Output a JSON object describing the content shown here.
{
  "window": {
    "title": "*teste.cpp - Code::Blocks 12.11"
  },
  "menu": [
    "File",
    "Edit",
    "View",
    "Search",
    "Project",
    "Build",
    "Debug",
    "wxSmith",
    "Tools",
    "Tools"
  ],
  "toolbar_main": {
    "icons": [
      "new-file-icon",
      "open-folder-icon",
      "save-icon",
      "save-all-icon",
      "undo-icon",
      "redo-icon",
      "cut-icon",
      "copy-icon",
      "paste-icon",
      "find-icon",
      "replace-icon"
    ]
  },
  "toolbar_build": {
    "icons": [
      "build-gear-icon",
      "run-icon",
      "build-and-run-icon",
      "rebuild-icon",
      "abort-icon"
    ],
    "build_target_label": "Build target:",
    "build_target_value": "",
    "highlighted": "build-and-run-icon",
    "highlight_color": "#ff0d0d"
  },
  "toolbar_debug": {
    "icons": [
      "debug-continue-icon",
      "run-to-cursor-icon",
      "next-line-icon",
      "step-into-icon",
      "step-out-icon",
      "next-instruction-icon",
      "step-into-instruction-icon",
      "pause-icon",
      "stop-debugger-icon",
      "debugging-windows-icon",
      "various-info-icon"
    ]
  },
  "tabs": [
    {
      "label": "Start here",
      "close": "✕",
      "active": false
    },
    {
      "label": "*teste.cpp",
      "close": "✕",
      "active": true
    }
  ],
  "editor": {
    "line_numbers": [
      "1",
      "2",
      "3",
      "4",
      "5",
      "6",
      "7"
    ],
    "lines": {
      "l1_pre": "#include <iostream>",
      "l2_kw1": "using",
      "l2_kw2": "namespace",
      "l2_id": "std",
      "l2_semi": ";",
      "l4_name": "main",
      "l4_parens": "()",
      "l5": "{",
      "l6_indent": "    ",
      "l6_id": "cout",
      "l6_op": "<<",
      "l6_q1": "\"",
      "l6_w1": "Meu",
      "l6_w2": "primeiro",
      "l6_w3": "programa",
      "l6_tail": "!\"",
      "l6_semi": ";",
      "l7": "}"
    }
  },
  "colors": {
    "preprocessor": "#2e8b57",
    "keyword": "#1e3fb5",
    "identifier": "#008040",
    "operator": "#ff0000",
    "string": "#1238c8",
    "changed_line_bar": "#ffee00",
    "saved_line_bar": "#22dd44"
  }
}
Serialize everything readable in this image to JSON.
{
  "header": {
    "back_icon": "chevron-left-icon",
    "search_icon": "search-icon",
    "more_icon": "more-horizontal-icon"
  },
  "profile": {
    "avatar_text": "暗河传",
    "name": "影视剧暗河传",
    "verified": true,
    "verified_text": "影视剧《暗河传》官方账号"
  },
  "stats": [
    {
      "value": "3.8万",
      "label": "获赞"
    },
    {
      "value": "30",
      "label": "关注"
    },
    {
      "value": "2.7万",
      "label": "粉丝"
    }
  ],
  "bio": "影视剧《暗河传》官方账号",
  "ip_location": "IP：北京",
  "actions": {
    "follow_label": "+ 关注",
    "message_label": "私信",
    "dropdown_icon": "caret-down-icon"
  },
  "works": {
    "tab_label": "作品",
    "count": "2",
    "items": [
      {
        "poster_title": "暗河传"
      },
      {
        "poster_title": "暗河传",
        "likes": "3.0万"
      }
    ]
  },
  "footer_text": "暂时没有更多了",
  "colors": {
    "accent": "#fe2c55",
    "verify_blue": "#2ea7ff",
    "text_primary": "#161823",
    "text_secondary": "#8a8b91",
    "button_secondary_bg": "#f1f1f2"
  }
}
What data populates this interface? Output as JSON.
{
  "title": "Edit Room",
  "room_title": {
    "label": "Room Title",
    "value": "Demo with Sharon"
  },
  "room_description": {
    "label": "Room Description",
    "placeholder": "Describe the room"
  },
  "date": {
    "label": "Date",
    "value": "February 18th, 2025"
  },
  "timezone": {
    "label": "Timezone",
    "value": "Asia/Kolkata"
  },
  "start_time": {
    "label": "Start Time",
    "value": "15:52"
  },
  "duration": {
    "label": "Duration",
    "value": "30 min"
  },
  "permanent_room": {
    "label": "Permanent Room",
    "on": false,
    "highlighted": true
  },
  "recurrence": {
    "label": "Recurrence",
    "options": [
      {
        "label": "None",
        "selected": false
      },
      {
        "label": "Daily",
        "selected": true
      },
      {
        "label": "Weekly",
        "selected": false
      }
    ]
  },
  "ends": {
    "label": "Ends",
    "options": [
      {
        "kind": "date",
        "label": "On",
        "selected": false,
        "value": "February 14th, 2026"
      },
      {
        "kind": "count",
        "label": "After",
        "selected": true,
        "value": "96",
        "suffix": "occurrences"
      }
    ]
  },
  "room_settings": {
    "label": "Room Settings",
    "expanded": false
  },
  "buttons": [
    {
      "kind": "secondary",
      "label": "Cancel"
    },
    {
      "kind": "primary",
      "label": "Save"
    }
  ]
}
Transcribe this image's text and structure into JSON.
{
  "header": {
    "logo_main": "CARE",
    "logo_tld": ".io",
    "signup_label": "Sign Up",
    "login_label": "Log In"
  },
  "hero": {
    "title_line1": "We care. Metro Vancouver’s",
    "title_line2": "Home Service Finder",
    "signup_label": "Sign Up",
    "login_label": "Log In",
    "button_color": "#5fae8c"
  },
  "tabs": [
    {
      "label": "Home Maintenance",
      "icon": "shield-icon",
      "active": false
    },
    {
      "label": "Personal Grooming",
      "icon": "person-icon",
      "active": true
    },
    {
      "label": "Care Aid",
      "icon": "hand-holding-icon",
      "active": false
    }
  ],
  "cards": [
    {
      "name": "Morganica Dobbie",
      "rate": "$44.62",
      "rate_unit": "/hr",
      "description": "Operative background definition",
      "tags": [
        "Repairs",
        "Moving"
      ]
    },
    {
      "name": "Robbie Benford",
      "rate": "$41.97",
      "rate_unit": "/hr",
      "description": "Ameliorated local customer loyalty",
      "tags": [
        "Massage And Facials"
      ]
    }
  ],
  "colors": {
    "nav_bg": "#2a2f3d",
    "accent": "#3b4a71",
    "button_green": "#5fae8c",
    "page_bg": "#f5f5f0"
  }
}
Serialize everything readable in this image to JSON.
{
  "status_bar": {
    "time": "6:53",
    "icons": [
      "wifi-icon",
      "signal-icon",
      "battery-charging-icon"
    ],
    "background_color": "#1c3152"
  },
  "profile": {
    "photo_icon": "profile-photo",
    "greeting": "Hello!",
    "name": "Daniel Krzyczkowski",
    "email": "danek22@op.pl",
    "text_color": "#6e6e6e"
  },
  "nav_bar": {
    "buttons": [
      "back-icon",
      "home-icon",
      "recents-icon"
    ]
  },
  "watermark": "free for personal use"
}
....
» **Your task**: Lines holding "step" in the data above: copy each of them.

» **Result**:
      "step-into-icon",
      "step-out-icon",
      "step-into-instruction-icon",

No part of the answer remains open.